Anthony Charles Lynton Blair (born 6 May 1953) is a former British Labour Party politician who served as the Prime Minister of the United Kingdom from 2 May 1997 to 27 June 2007. He was the Member of Parliament (MP) for Sedgefield from 1983 to 2007 and Leader of the Labour Party from 1994 to 2007. He resigned from all of these positions in June 2007.
Blair was elected Leader of the Labour Party in the leadership election of July 1994, following the sudden death of his predecessor, John Smith. Under his leadership, the party adopted the term "New Labour" and moved away from its traditional left wing position towards the centre ground. Blair subsequently led Labour to a landslide victory in the 1997 general election. At 43 years old, he became the youngest Prime Minister since Lord Liverpool in 1812. In the first years of the New Labour government, Blair's government implemented a number of 1997 manifesto pledges, introducing the minimum wage, Human Rights Act and Freedom of Information Act, and carrying out devolution, establishing the Scottish Parliament, the National Assembly for Wales, and the Northern Ireland Assembly.

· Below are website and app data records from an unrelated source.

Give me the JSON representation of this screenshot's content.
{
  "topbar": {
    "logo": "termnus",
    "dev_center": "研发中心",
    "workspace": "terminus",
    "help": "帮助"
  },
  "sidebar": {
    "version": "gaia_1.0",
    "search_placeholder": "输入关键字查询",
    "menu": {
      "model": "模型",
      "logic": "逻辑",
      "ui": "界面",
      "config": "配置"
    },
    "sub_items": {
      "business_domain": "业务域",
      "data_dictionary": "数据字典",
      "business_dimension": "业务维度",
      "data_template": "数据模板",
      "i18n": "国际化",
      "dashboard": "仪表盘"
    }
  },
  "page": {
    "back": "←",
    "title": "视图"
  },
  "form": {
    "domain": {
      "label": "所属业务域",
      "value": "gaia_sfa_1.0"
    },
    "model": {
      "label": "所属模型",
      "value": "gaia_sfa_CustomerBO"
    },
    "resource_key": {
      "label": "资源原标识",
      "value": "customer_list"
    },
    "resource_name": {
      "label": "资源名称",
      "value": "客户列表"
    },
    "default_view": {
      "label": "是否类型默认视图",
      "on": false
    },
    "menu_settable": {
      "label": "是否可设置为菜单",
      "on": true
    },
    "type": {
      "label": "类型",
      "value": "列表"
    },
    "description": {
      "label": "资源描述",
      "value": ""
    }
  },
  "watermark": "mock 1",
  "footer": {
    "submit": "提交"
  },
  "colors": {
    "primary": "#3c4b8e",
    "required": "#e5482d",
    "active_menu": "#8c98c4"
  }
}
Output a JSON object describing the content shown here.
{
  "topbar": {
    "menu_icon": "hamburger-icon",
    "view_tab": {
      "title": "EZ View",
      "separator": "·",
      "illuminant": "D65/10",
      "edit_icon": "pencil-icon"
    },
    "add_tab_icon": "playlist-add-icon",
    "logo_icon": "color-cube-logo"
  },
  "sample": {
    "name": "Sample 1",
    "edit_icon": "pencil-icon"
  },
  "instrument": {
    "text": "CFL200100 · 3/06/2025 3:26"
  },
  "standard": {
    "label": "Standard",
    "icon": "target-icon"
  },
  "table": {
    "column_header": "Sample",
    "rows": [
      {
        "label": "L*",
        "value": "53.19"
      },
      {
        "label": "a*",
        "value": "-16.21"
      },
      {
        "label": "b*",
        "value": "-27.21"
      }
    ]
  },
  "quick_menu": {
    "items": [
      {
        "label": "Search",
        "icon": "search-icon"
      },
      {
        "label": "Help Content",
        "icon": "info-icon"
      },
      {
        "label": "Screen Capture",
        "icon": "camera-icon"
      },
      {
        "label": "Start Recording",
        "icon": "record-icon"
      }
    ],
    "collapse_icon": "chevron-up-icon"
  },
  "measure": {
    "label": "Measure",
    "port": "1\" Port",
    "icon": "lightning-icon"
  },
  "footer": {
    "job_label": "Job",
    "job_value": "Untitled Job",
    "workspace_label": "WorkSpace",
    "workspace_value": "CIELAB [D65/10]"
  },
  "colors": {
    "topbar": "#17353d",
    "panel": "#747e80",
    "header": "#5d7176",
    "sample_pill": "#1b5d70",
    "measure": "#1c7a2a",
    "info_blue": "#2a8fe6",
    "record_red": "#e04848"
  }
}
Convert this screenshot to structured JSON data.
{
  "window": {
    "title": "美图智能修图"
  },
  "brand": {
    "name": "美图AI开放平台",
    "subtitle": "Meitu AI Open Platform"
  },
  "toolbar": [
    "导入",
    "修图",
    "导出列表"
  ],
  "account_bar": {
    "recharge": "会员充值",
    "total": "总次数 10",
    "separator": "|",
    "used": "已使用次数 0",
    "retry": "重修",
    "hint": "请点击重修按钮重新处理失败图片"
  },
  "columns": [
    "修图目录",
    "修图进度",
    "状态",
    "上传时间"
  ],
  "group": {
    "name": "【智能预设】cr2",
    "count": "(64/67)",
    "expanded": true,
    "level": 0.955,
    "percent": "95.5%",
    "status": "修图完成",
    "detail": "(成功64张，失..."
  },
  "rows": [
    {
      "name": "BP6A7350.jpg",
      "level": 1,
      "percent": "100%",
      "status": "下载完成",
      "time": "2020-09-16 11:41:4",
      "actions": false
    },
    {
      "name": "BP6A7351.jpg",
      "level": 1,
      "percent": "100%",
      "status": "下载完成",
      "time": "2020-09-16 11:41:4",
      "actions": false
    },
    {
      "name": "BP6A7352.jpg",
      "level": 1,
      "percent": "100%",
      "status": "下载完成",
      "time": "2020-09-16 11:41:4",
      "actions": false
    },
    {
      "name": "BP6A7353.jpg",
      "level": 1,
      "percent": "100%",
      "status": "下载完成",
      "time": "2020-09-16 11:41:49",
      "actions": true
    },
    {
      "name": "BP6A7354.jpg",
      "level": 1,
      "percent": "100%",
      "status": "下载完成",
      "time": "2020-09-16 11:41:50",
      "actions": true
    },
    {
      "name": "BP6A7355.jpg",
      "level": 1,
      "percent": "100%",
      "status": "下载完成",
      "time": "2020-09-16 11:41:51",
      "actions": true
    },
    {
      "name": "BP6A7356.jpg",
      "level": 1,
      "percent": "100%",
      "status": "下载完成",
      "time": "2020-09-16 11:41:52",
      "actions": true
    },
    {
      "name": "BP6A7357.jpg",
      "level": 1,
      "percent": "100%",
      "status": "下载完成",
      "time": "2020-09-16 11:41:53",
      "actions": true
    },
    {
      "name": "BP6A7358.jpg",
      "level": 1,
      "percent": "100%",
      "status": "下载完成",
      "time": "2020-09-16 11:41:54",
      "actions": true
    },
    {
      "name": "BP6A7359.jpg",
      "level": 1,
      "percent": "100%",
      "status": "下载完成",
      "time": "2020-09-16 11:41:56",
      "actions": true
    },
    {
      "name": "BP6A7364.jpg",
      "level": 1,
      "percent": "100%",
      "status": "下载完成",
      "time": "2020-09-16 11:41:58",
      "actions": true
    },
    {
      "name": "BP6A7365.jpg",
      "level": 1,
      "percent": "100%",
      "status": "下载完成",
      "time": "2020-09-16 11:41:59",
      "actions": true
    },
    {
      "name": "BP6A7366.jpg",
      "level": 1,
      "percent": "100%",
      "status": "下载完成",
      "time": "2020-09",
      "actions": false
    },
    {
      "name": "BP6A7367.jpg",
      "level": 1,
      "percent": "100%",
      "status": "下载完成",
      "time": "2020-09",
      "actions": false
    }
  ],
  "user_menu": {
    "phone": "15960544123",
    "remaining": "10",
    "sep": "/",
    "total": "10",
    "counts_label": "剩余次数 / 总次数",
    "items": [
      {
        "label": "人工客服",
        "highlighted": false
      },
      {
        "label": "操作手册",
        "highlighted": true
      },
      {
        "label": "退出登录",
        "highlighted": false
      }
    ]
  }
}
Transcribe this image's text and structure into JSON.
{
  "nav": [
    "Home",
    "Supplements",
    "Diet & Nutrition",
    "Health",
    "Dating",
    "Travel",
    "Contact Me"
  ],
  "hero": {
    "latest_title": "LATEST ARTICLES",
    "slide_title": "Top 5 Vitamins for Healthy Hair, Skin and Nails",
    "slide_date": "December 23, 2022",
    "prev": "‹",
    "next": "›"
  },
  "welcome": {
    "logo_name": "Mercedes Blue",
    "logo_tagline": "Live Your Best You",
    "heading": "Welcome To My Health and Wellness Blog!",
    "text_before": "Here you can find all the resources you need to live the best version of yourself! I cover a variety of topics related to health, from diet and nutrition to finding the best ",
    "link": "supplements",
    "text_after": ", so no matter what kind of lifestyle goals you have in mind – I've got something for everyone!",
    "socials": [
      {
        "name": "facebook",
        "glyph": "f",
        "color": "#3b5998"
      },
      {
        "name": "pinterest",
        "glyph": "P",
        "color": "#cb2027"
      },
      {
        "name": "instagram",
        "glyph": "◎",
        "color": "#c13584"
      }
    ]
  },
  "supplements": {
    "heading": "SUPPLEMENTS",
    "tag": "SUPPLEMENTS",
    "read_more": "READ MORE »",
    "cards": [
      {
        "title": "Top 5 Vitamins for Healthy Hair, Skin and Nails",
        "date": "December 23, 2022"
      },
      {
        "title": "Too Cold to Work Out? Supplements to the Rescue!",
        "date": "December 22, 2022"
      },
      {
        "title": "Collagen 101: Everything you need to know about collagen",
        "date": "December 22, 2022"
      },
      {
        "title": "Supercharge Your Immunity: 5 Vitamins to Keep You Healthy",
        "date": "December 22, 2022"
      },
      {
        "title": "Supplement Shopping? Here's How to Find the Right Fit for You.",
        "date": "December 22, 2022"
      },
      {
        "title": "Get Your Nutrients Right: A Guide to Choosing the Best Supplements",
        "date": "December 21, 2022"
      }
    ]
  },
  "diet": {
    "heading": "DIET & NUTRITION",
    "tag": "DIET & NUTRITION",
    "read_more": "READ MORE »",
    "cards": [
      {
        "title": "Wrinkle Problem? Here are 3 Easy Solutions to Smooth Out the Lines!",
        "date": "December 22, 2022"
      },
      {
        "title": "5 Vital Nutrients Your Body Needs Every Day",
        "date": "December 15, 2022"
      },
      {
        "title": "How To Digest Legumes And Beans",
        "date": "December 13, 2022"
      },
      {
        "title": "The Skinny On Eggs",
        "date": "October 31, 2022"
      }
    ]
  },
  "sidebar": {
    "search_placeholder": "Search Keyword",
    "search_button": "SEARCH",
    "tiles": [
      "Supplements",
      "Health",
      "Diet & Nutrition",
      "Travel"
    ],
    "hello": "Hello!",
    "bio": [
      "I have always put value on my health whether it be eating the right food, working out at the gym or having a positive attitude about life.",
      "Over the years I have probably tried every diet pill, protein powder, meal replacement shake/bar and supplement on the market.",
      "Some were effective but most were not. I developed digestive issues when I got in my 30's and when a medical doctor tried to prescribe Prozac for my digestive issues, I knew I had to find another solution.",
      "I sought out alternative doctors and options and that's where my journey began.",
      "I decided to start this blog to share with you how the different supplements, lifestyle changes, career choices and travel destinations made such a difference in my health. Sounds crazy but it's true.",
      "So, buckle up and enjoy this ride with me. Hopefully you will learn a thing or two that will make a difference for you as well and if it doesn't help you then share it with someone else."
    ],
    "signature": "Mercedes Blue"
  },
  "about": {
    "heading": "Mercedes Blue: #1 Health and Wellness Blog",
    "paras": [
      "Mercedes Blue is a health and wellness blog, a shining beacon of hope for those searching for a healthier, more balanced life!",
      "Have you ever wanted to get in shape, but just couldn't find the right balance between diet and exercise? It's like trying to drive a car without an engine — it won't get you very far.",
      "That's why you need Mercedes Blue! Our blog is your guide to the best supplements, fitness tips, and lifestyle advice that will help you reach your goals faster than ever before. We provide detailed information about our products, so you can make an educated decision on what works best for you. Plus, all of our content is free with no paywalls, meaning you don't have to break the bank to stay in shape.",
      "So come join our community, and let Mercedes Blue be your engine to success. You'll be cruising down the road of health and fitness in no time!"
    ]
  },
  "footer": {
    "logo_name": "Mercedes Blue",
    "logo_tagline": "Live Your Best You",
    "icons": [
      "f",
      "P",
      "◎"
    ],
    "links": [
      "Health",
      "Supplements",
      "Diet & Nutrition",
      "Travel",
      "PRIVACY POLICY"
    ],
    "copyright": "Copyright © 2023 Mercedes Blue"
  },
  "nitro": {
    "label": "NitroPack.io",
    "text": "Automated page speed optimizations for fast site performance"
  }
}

Blair's role as Prime Minister was particularly visible in foreign and security policy, including in Northern Ireland, where he was involved in the 1998 Good Friday Agreement. From the start of the War on Terror in 2001, Blair strongly supported the foreign policy of US President George W. Bush, notably by participating in the 2001 invasion of Afghanistan and 2003 invasion of Iraq. Blair is the Labour Party's longest-serving Prime Minister, the only person to have led the Labour Party to three consecutive general election victories, and the only Labour Prime Minister to serve consecutive terms more than one of which was at least four years long.